The China Manned Space Agency announced Saturday that it is prepared to launch a new three-person mission to finish work on its permanent orbiting space station. The Shenzhou 14 crew will stay aboard the Tiangong station for six months, overseeing the integration of two laboratory modules into the main Tianhe living room, which was launched in April 2021.
Their spacecraft is scheduled to launch at 10:44 a.m. Sunday (0244 GMT) from the Jiuquan Satellite Launch Center on the edge of the Gobi Desert, according to the agency. The Long March 2F rocket, which is the workhorse of the crewed space flight programme, will provide propulsion.
Commander Chen Dong and astronauts Liu Yang and Cai Xuzhe will put together the three-module construction that will connect the existing Tianhe with the Wentian and Mengtian spacecraft, which are expected to arrive in July and October, respectively. The Tianzhou-3, another supply ship, is still moored at the station.
The new modules will bring “greater stability, more powerful functionality, and more complete equipment,” according to Chen, 43, who served on the Shenzhou 11 mission in 2016. Liu, 43, is a space veteran who made history as China’s first female astronaut aboard the Shenzhou 9 mission in 2012. Cai, 46, is on his first voyage into space.
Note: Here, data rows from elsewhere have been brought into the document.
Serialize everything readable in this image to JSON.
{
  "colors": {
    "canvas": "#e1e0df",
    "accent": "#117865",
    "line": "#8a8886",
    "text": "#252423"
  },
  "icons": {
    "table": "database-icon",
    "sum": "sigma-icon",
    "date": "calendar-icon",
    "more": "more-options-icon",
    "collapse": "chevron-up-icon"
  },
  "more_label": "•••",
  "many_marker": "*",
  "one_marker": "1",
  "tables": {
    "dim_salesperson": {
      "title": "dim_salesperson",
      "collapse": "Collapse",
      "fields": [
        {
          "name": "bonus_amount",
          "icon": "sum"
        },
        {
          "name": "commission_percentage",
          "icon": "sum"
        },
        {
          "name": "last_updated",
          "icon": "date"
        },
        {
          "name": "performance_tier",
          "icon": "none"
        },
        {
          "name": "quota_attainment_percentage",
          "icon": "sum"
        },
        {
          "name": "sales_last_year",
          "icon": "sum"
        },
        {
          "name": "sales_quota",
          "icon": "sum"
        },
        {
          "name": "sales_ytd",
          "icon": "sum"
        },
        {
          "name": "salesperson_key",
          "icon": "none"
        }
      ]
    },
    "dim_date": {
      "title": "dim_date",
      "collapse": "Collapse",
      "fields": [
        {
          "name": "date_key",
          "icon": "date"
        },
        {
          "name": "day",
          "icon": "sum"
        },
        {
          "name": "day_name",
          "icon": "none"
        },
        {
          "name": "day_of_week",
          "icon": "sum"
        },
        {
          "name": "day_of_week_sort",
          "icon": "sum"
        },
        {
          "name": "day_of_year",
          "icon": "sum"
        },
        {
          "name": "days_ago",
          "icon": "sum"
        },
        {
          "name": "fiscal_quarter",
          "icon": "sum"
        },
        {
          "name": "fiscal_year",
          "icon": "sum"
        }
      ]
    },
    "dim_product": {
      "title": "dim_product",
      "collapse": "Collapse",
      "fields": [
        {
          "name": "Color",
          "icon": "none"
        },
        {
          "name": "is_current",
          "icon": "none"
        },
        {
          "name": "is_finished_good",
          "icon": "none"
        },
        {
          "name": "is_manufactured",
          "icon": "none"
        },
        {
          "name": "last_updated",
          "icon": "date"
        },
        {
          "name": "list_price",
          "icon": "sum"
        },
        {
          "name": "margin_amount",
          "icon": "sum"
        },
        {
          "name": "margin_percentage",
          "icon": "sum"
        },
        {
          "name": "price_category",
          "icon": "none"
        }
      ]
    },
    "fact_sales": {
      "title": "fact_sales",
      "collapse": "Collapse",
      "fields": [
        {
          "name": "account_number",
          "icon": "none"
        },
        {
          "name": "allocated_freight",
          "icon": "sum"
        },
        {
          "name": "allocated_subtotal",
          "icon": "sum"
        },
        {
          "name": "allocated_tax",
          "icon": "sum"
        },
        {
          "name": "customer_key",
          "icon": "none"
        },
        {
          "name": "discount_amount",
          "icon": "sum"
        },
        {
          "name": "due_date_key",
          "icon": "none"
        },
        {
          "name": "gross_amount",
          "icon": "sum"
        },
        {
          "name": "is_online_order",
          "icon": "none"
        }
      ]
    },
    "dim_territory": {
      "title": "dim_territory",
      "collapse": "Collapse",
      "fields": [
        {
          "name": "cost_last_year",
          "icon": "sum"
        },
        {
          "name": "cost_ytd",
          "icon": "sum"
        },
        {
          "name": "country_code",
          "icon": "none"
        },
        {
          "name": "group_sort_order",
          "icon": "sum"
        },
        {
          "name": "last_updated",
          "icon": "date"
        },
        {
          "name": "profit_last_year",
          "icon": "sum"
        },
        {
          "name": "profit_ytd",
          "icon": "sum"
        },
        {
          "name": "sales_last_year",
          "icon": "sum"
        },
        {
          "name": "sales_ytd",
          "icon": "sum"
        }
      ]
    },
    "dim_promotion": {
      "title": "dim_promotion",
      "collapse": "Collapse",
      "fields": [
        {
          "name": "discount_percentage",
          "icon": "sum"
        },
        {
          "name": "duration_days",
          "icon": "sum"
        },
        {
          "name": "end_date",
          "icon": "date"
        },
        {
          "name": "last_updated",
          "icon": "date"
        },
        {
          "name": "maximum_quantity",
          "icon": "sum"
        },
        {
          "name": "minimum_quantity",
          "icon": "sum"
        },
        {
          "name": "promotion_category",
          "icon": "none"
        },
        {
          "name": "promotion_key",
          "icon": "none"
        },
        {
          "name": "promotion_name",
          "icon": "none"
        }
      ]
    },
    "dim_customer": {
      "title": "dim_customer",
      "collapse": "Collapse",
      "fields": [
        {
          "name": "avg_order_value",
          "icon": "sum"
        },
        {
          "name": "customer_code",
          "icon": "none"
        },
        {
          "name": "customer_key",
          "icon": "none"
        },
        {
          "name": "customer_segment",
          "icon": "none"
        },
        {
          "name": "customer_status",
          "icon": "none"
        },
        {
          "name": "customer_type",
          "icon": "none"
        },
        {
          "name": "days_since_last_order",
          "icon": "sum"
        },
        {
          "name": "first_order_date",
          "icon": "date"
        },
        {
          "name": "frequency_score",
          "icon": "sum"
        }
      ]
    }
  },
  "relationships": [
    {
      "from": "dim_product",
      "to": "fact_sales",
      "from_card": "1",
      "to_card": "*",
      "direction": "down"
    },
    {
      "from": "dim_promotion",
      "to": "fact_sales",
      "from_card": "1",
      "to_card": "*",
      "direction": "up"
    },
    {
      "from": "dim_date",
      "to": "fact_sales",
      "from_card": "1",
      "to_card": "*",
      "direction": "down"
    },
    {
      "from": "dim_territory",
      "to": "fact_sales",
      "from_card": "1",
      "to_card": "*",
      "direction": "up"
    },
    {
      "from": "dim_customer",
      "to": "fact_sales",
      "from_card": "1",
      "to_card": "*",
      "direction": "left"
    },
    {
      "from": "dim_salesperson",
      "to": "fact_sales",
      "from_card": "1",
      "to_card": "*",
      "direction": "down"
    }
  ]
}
After the former Soviet Union and the United States, China’s space programme launched its first astronaut into orbit in 2003, making it only the third country to achieve so on its own. Last year, it landed robot rovers on the moon and sent one to Mars. China has also returned lunar samples, and officials have considered the possibility of a crewed lunar mission.
The People’s Liberation Army, the military wing of the ruling Communist Party, is in charge of China’s space programme, forcing the United States to remove it from the International Space Station. The crew of the forthcoming Shenzhou 15 will join Chen, Liu, and Cai for three to five days at the end of their mission, marking the first time the station has had six people aboard.